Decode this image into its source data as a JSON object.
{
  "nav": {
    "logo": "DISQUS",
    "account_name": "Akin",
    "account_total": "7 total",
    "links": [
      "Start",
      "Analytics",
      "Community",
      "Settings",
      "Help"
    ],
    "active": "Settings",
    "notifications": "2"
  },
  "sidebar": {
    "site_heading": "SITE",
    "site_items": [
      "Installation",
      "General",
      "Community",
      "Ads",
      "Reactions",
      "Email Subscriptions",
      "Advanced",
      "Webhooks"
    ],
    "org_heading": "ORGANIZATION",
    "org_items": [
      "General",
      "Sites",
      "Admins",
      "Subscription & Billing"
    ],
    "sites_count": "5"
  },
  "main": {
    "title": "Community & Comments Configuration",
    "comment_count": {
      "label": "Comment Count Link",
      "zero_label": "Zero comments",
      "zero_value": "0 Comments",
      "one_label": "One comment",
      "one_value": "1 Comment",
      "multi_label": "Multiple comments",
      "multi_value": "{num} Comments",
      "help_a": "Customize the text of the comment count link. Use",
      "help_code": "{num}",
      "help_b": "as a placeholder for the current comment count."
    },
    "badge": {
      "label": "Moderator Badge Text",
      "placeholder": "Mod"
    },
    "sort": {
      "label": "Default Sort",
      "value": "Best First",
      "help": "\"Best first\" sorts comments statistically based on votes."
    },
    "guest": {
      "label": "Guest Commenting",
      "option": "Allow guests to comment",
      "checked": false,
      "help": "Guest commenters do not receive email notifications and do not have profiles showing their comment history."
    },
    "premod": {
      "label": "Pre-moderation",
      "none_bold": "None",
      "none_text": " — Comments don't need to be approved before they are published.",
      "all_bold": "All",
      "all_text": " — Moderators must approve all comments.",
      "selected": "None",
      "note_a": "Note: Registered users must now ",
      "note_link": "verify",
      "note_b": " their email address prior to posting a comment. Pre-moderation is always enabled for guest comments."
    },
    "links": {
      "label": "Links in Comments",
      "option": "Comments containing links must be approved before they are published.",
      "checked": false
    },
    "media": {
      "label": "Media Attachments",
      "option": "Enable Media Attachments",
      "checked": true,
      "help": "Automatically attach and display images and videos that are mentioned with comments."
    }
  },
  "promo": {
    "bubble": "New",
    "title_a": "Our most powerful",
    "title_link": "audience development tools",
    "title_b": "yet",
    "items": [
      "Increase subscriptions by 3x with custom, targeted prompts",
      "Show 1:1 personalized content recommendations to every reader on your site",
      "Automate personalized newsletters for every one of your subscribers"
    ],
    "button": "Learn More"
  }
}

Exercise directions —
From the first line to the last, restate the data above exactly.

Written reply —
Decode this image into its source data as a JSON object.
{
  "nav": {
    "logo": "DISQUS",
    "account_name": "Akin",
    "account_total": "7 total",
    "links": [
      "Start",
      "Analytics",
      "Community",
      "Settings",
      "Help"
    ],
    "active": "Settings",
    "notifications": "2"
  },
  "sidebar": {
    "site_heading": "SITE",
    "site_items": [
      "Installation",
      "General",
      "Community",
      "Ads",
      "Reactions",
      "Email Subscriptions",
      "Advanced",
      "Webhooks"
    ],
    "org_heading": "ORGANIZATION",
    "org_items": [
      "General",
      "Sites",
      "Admins",
      "Subscription & Billing"
    ],
    "sites_count": "5"
  },
  "main": {
    "title": "Community & Comments Configuration",
    "comment_count": {
      "label": "Comment Count Link",
      "zero_label": "Zero comments",
      "zero_value": "0 Comments",
      "one_label": "One comment",
      "one_value": "1 Comment",
      "multi_label": "Multiple comments",
      "multi_value": "{num} Comments",
      "help_a": "Customize the text of the comment count link. Use",
      "help_code": "{num}",
      "help_b": "as a placeholder for the current comment count."
    },
    "badge": {
      "label": "Moderator Badge Text",
      "placeholder": "Mod"
    },
    "sort": {
      "label": "Default Sort",
      "value": "Best First",
      "help": "\"Best first\" sorts comments statistically based on votes."
    },
    "guest": {
      "label": "Guest Commenting",
      "option": "Allow guests to comment",
      "checked": false,
      "help": "Guest commenters do not receive email notifications and do not have profiles showing their comment history."
    },
    "premod": {
      "label": "Pre-moderation",
      "none_bold": "None",
      "none_text": " — Comments don't need to be approved before they are published.",
      "all_bold": "All",
      "all_text": " — Moderators must approve all comments.",
      "selected": "None",
      "note_a": "Note: Registered users must now ",
      "note_link": "verify",
      "note_b": " their email address prior to posting a comment. Pre-moderation is always enabled for guest comments."
    },
    "links": {
      "label": "Links in Comments",
      "option": "Comments containing links must be approved before they are published.",
      "checked": false
    },
    "media": {
      "label": "Media Attachments",
      "option": "Enable Media Attachments",
      "checked": true,
      "help": "Automatically attach and display images and videos that are mentioned with comments."
    }
  },
  "promo": {
    "bubble": "New",
    "title_a": "Our most powerful",
    "title_link": "audience development tools",
    "title_b": "yet",
    "items": [
      "Increase subscriptions by 3x with custom, targeted prompts",
      "Show 1:1 personalized content recommendations to every reader on your site",
      "Automate personalized newsletters for every one of your subscribers"
    ],
    "button": "Learn More"
  }
}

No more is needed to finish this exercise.